**Exercise objective:** Write out all of the data exactly as it appears.
══ Dataset entries
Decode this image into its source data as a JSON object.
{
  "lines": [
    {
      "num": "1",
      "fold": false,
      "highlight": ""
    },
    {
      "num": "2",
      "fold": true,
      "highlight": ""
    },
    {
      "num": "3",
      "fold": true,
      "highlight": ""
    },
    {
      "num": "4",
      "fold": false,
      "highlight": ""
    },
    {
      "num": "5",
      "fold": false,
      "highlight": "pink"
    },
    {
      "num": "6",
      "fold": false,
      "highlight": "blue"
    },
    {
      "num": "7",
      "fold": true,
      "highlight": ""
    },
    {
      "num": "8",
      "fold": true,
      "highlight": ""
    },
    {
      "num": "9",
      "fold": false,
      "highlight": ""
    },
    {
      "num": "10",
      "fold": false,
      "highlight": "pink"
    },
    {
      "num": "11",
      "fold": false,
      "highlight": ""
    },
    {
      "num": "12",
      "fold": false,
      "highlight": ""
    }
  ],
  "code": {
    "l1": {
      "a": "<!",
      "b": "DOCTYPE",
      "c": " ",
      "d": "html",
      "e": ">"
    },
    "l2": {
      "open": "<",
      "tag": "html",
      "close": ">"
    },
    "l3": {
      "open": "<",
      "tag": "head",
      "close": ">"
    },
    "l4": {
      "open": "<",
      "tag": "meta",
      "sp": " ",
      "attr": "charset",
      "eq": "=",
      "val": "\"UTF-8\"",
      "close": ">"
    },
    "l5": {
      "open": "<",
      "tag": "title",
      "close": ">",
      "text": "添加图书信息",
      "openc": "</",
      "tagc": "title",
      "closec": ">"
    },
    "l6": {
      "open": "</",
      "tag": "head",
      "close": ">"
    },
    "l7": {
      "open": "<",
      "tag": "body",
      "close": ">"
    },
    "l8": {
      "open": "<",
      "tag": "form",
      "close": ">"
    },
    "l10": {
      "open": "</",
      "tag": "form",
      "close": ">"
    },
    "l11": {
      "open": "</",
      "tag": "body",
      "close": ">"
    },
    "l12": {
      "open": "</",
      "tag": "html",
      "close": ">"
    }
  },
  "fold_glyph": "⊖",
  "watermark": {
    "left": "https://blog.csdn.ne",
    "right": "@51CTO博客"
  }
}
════
**Reply to the exercise:**
Decode this image into its source data as a JSON object.
{
  "lines": [
    {
      "num": "1",
      "fold": false,
      "highlight": ""
    },
    {
      "num": "2",
      "fold": true,
      "highlight": ""
    },
    {
      "num": "3",
      "fold": true,
      "highlight": ""
    },
    {
      "num": "4",
      "fold": false,
      "highlight": ""
    },
    {
      "num": "5",
      "fold": false,
      "highlight": "pink"
    },
    {
      "num": "6",
      "fold": false,
      "highlight": "blue"
    },
    {
      "num": "7",
      "fold": true,
      "highlight": ""
    },
    {
      "num": "8",
      "fold": true,
      "highlight": ""
    },
    {
      "num": "9",
      "fold": false,
      "highlight": ""
    },
    {
      "num": "10",
      "fold": false,
      "highlight": "pink"
    },
    {
      "num": "11",
      "fold": false,
      "highlight": ""
    },
    {
      "num": "12",
      "fold": false,
      "highlight": ""
    }
  ],
  "code": {
    "l1": {
      "a": "<!",
      "b": "DOCTYPE",
      "c": " ",
      "d": "html",
      "e": ">"
    },
    "l2": {
      "open": "<",
      "tag": "html",
      "close": ">"
    },
    "l3": {
      "open": "<",
      "tag": "head",
      "close": ">"
    },
    "l4": {
      "open": "<",
      "tag": "meta",
      "sp": " ",
      "attr": "charset",
      "eq": "=",
      "val": "\"UTF-8\"",
      "close": ">"
    },
    "l5": {
      "open": "<",
      "tag": "title",
      "close": ">",
      "text": "添加图书信息",
      "openc": "</",
      "tagc": "title",
      "closec": ">"
    },
    "l6": {
      "open": "</",
      "tag": "head",
      "close": ">"
    },
    "l7": {
      "open": "<",
      "tag": "body",
      "close": ">"
    },
    "l8": {
      "open": "<",
      "tag": "form",
      "close": ">"
    },
    "l10": {
      "open": "</",
      "tag": "form",
      "close": ">"
    },
    "l11": {
      "open": "</",
      "tag": "body",
      "close": ">"
    },
    "l12": {
      "open": "</",
      "tag": "html",
      "close": ">"
    }
  },
  "fold_glyph": "⊖",
  "watermark": {
    "left": "https://blog.csdn.ne",
    "right": "@51CTO博客"
  }
}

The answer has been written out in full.